It is a formal expression of an opinion adopted by votes and a formal record of the action taken by the shareholders and the board of directors of a company. Resolution at a board meeting is passed by simple majority. Resolution is passed at a shareholders meeting as either an ordinary or a special resolution.
Ordinary resolution, to be passed, requires a simple majority of members who are present and entitled to vote on the resolution. This shall also include the vote of the chairman of the company, if appointed. Voting on this resolution is generally done by show of hands (voting by poll is the other option that can be exercised) by the members present personally or by proxy and each member has one vote irrespective of the shareholding. The resolution passed by the majority is legally binding upon the minority and the company.
A resolution is a special resolution when the notice calling the general meeting or other intimation given to the members specifically mentions the same. Such a resolution, in order to get passed, requires that the number of votes (whether on show of hands or poll) cast by the members in favor of the resolution (by voting or by proxy) exceed three times the number of the votes, if any, cast against the resolution. Some of the actions which require a special resolution are alteration of the memorandum/articles of the company, change of name of the company and reduction of share capital.
For cases where certain important resolution(s) has/have to be passed urgently for effective functioning of a company and it is not convenient for the directors to hold a board meeting, the option of passing of a board resolution by circulation has been provided for under the Act.
2.6 Audit of accounts
Auditors of a company are appointed for a term of five years in AGM through an ordinary resolution.
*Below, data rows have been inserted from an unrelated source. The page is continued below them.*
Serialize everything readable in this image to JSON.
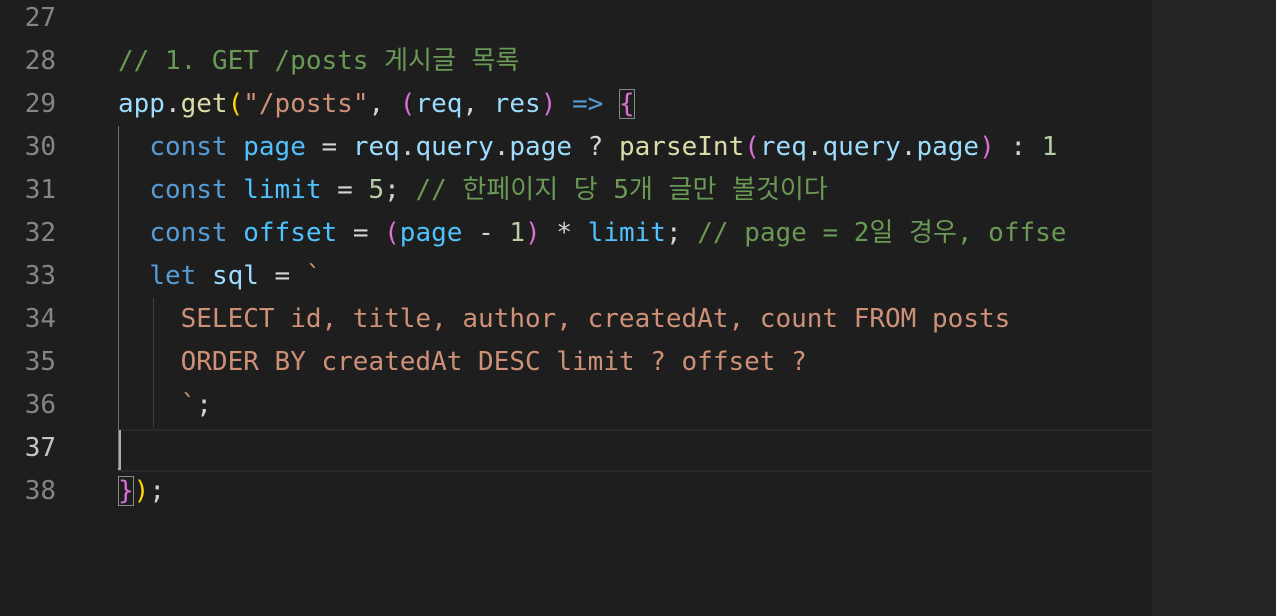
{
  "editor": {
    "active_line": "37",
    "colors": {
      "background": "#1e1e1e",
      "comment": "#6a9955",
      "keyword": "#569cd6",
      "function": "#dcdcaa",
      "string": "#ce9178",
      "variable": "#9cdcfe",
      "bracket_yellow": "#ffd700",
      "bracket_purple": "#da70d6"
    },
    "lines": [
      {
        "number": "27",
        "text": ""
      },
      {
        "number": "28",
        "text": "// 1. GET /posts 게시글 목록"
      },
      {
        "number": "29",
        "text": "app.get(\"/posts\", (req, res) => {"
      },
      {
        "number": "30",
        "text": "  const page = req.query.page ? parseInt(req.query.page) : 1"
      },
      {
        "number": "31",
        "text": "  const limit = 5; // 한페이지 당 5개 글만 볼것이다"
      },
      {
        "number": "32",
        "text": "  const offset = (page - 1) * limit; // page = 2일 경우, offse"
      },
      {
        "number": "33",
        "text": "  let sql = `"
      },
      {
        "number": "34",
        "text": "    SELECT id, title, author, createdAt, count FROM posts"
      },
      {
        "number": "35",
        "text": "    ORDER BY createdAt DESC limit ? offset ?"
      },
      {
        "number": "36",
        "text": "    `;"
      },
      {
        "number": "37",
        "text": ""
      },
      {
        "number": "38",
        "text": "});"
      }
    ],
    "tokens": {
      "l28_comment": "// 1. GET /posts 게시글 목록",
      "l29_app": "app",
      "l29_dot": ".",
      "l29_get": "get",
      "l29_paren_open": "(",
      "l29_string": "\"/posts\"",
      "l29_comma": ", ",
      "l29_paren2_open": "(",
      "l29_req": "req",
      "l29_comma2": ", ",
      "l29_res": "res",
      "l29_paren2_close": ")",
      "l29_arrow": " => ",
      "l29_brace": "{",
      "l30_const": "const",
      "l30_page": "page",
      "l30_eq": " = ",
      "l30_req": "req",
      "l30_dot1": ".",
      "l30_query": "query",
      "l30_dot2": ".",
      "l30_page2": "page",
      "l30_q": " ? ",
      "l30_parseint": "parseInt",
      "l30_paren_open": "(",
      "l30_req2": "req",
      "l30_dot3": ".",
      "l30_query2": "query",
      "l30_dot4": ".",
      "l30_page3": "page",
      "l30_paren_close": ")",
      "l30_colon": " : ",
      "l30_one": "1",
      "l31_const": "const",
      "l31_limit": "limit",
      "l31_eq": " = ",
      "l31_five": "5",
      "l31_semi": "; ",
      "l31_comment": "// 한페이지 당 5개 글만 볼것이다",
      "l32_const": "const",
      "l32_offset": "offset",
      "l32_eq": " = ",
      "l32_paren_open": "(",
      "l32_page": "page",
      "l32_minus": " - ",
      "l32_one": "1",
      "l32_paren_close": ")",
      "l32_mul": " * ",
      "l32_limit": "limit",
      "l32_semi": "; ",
      "l32_comment": "// page = 2일 경우, offse",
      "l33_let": "let",
      "l33_sql": "sql",
      "l33_eq": " = ",
      "l33_tick": "`",
      "l34_sql": "SELECT id, title, author, createdAt, count FROM posts",
      "l35_sql": "ORDER BY createdAt DESC limit ? offset ?",
      "l36_tick": "`",
      "l36_semi": ";",
      "l38_brace": "}",
      "l38_paren": ")",
      "l38_semi": ";"
    }
  }
}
Subsequently, their appointment is ratified in every AGM during the five year term. The company, in a general meeting, may remove auditors before the expiry of their term by circulating a special notice, passing a special resolution and seeking prior approval from the Central Government. Auditors are required to make a report to the members of the company in respect of the financial statements (balance sheet, profit and loss account, cash flow statement, statement of changes in equity if applicable and notes) examined by them at the end of each financial year.
3. Incentives for Start-Ups in India
Any Indian entity (regardless of whether it is a subsidiary of a foreign company) shall be eligible to be recognized as a “Start-up” if it satisfies three ingredients: (i) it’s turnover does not exceed €3.1 million, (ii) 7 years have not passed since its incorporation and (iii) it is engaged in working towards innovation, development or improvement of products or processes or services, or if it is a scalable business model with a high potential of employment generation. In order to be recognized as a “Start-up”, the Indian entity shall have to make an online application over the mobile app or portal set up by Department of Industrial Policy and Promotion. After obtaining recognition, the Indian entity shall be eligible for various benefits such as (i) tax holidays for three consecutive financial years and (ii) exemption from inspections under 6 Indian labour laws.